[Exercise data — start]

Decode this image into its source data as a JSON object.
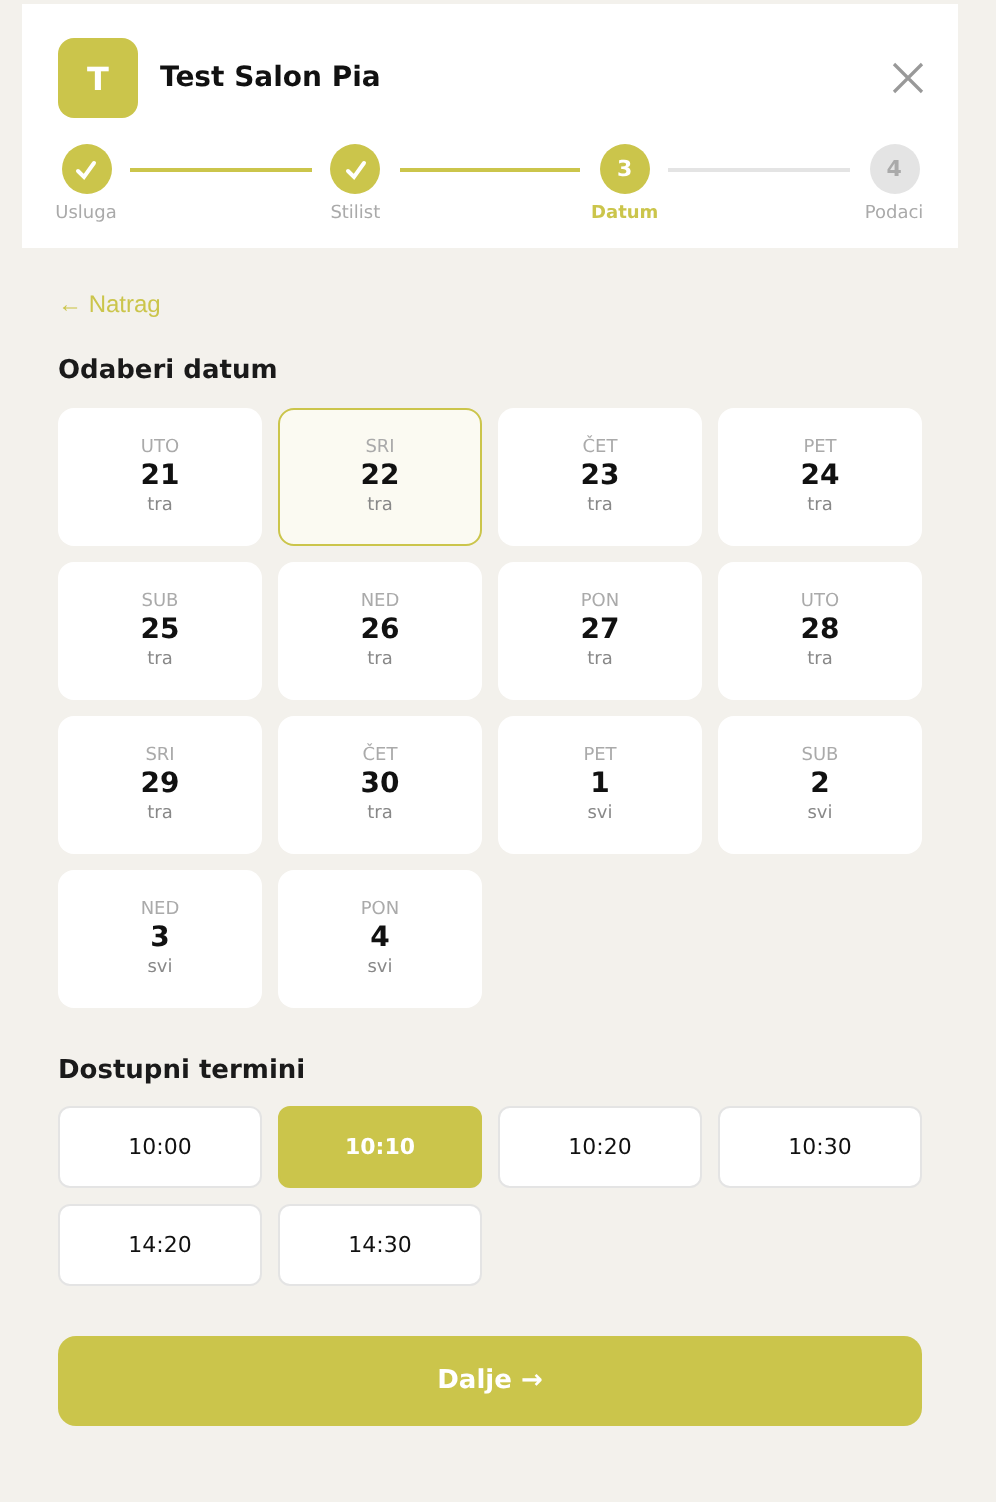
{
  "header": {
    "logo_letter": "T",
    "title": "Test Salon Pia"
  },
  "steps": [
    {
      "label": "Usluga",
      "kind": "done"
    },
    {
      "label": "Stilist",
      "kind": "done"
    },
    {
      "label": "Datum",
      "kind": "current",
      "number": "3"
    },
    {
      "label": "Podaci",
      "kind": "upcoming",
      "number": "4"
    }
  ],
  "back_link": "← Natrag",
  "date_section": {
    "title": "Odaberi datum",
    "dates": [
      {
        "weekday": "UTO",
        "day": "21",
        "month": "tra",
        "selected": false
      },
      {
        "weekday": "SRI",
        "day": "22",
        "month": "tra",
        "selected": true
      },
      {
        "weekday": "ČET",
        "day": "23",
        "month": "tra",
        "selected": false
      },
      {
        "weekday": "PET",
        "day": "24",
        "month": "tra",
        "selected": false
      },
      {
        "weekday": "SUB",
        "day": "25",
        "month": "tra",
        "selected": false
      },
      {
        "weekday": "NED",
        "day": "26",
        "month": "tra",
        "selected": false
      },
      {
        "weekday": "PON",
        "day": "27",
        "month": "tra",
        "selected": false
      },
      {
        "weekday": "UTO",
        "day": "28",
        "month": "tra",
        "selected": false
      },
      {
        "weekday": "SRI",
        "day": "29",
        "month": "tra",
        "selected": false
      },
      {
        "weekday": "ČET",
        "day": "30",
        "month": "tra",
        "selected": false
      },
      {
        "weekday": "PET",
        "day": "1",
        "month": "svi",
        "selected": false
      },
      {
        "weekday": "SUB",
        "day": "2",
        "month": "svi",
        "selected": false
      },
      {
        "weekday": "NED",
        "day": "3",
        "month": "svi",
        "selected": false
      },
      {
        "weekday": "PON",
        "day": "4",
        "month": "svi",
        "selected": false
      }
    ]
  },
  "time_section": {
    "title": "Dostupni termini",
    "slots": [
      {
        "time": "10:00",
        "selected": false
      },
      {
        "time": "10:10",
        "selected": true
      },
      {
        "time": "10:20",
        "selected": false
      },
      {
        "time": "10:30",
        "selected": false
      },
      {
        "time": "14:20",
        "selected": false
      },
      {
        "time": "14:30",
        "selected": false
      }
    ]
  },
  "next_button": "Dalje →"
}
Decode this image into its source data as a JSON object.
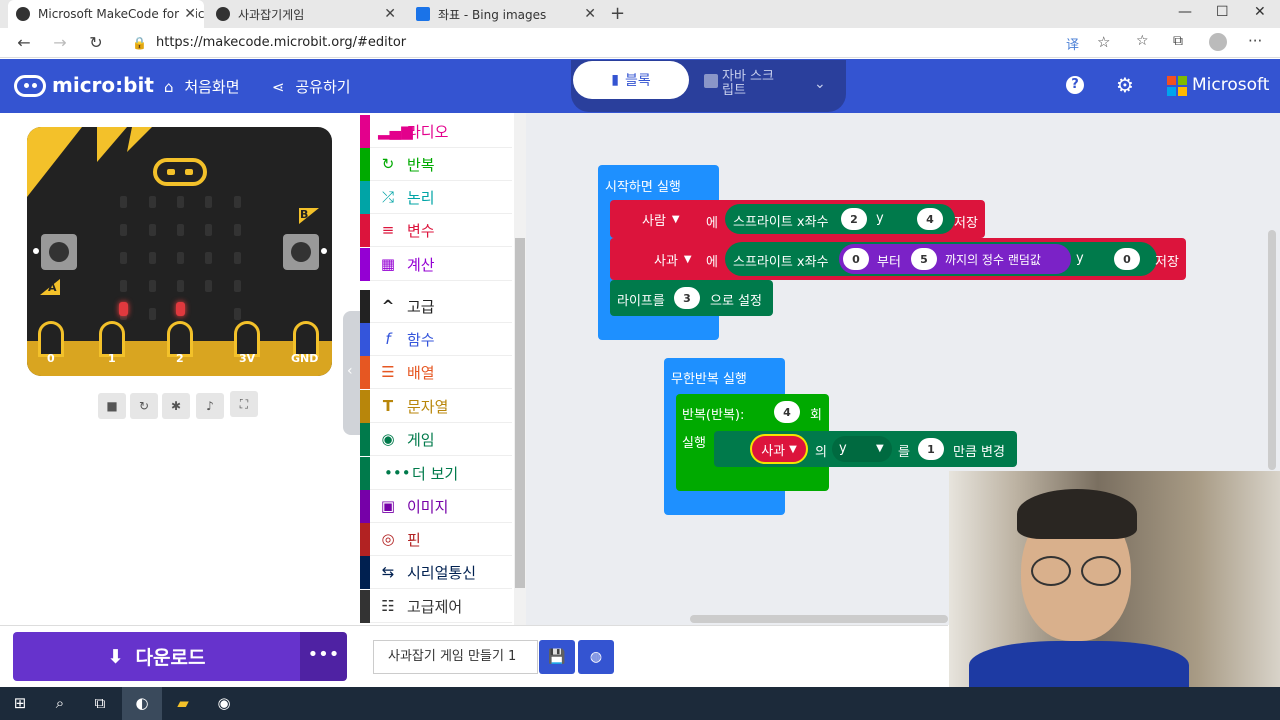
{
  "browser": {
    "tabs": [
      {
        "title": "Microsoft MakeCode for micro:bit"
      },
      {
        "title": "사과잡기게임"
      },
      {
        "title": "좌표 - Bing images"
      }
    ],
    "url": "https://makecode.microbit.org/#editor",
    "new_tab": "+"
  },
  "header": {
    "logo": "micro:bit",
    "home_label": "처음화면",
    "share_label": "공유하기",
    "blocks_label": "블록",
    "js_label": "자바 스크립트",
    "brand": "Microsoft",
    "accent_color": "#3454d1"
  },
  "simulator": {
    "buttons": [
      "A",
      "B"
    ],
    "pins": [
      "0",
      "1",
      "2",
      "3V",
      "GND"
    ],
    "controls": [
      "stop-icon",
      "restart-icon",
      "debug-icon",
      "sound-icon",
      "fullscreen-icon"
    ]
  },
  "toolbox": {
    "categories": [
      {
        "label": "라디오",
        "color": "#e3008c",
        "icon": "signal-icon"
      },
      {
        "label": "반복",
        "color": "#00aa00",
        "icon": "loop-icon"
      },
      {
        "label": "논리",
        "color": "#00a4a6",
        "icon": "shuffle-icon"
      },
      {
        "label": "변수",
        "color": "#dc143c",
        "icon": "list-icon"
      },
      {
        "label": "계산",
        "color": "#9400d3",
        "icon": "calculator-icon"
      },
      {
        "label": "고급",
        "color": "#222222",
        "icon": "chevron-up-icon"
      },
      {
        "label": "함수",
        "color": "#3455db",
        "icon": "function-icon"
      },
      {
        "label": "배열",
        "color": "#e65722",
        "icon": "array-icon"
      },
      {
        "label": "문자열",
        "color": "#b8860b",
        "icon": "text-icon"
      },
      {
        "label": "게임",
        "color": "#007a4b",
        "icon": "gamepad-icon"
      },
      {
        "label": "더 보기",
        "color": "#007a4b",
        "icon": "more-icon"
      },
      {
        "label": "이미지",
        "color": "#7600a8",
        "icon": "image-icon"
      },
      {
        "label": "핀",
        "color": "#b22222",
        "icon": "pin-icon"
      },
      {
        "label": "시리얼통신",
        "color": "#002050",
        "icon": "usb-icon"
      },
      {
        "label": "고급제어",
        "color": "#333333",
        "icon": "control-icon"
      }
    ]
  },
  "workspace": {
    "start_block": {
      "label": "시작하면 실행",
      "stmt1": {
        "var": "사람",
        "to": "에",
        "sprite": "스프라이트 x좌수",
        "x": "2",
        "y_label": "y",
        "y": "4",
        "save": "저장"
      },
      "stmt2": {
        "var": "사과",
        "to": "에",
        "sprite": "스프라이트 x좌수",
        "from": "0",
        "from_label": "부터",
        "to_val": "5",
        "rand_label": "까지의 정수 랜덤값",
        "y_label": "y",
        "y": "0",
        "save": "저장"
      },
      "stmt3": {
        "label": "라이프를",
        "value": "3",
        "suffix": "으로 설정"
      }
    },
    "forever_block": {
      "label": "무한반복 실행",
      "repeat_label": "반복(반복):",
      "repeat_count": "4",
      "repeat_suffix": "회",
      "do_label": "실행",
      "change": {
        "var": "사과",
        "of": "의",
        "prop": "y",
        "particle": "를",
        "value": "1",
        "suffix": "만큼 변경"
      }
    }
  },
  "bottom": {
    "download_label": "다운로드",
    "more_label": "•••",
    "project_name": "사과잡기 게임 만들기 1"
  }
}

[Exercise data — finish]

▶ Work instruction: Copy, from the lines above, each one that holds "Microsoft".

▶ Written solution:
        "title": "Microsoft MakeCode for micro:bit"
    "brand": "Microsoft",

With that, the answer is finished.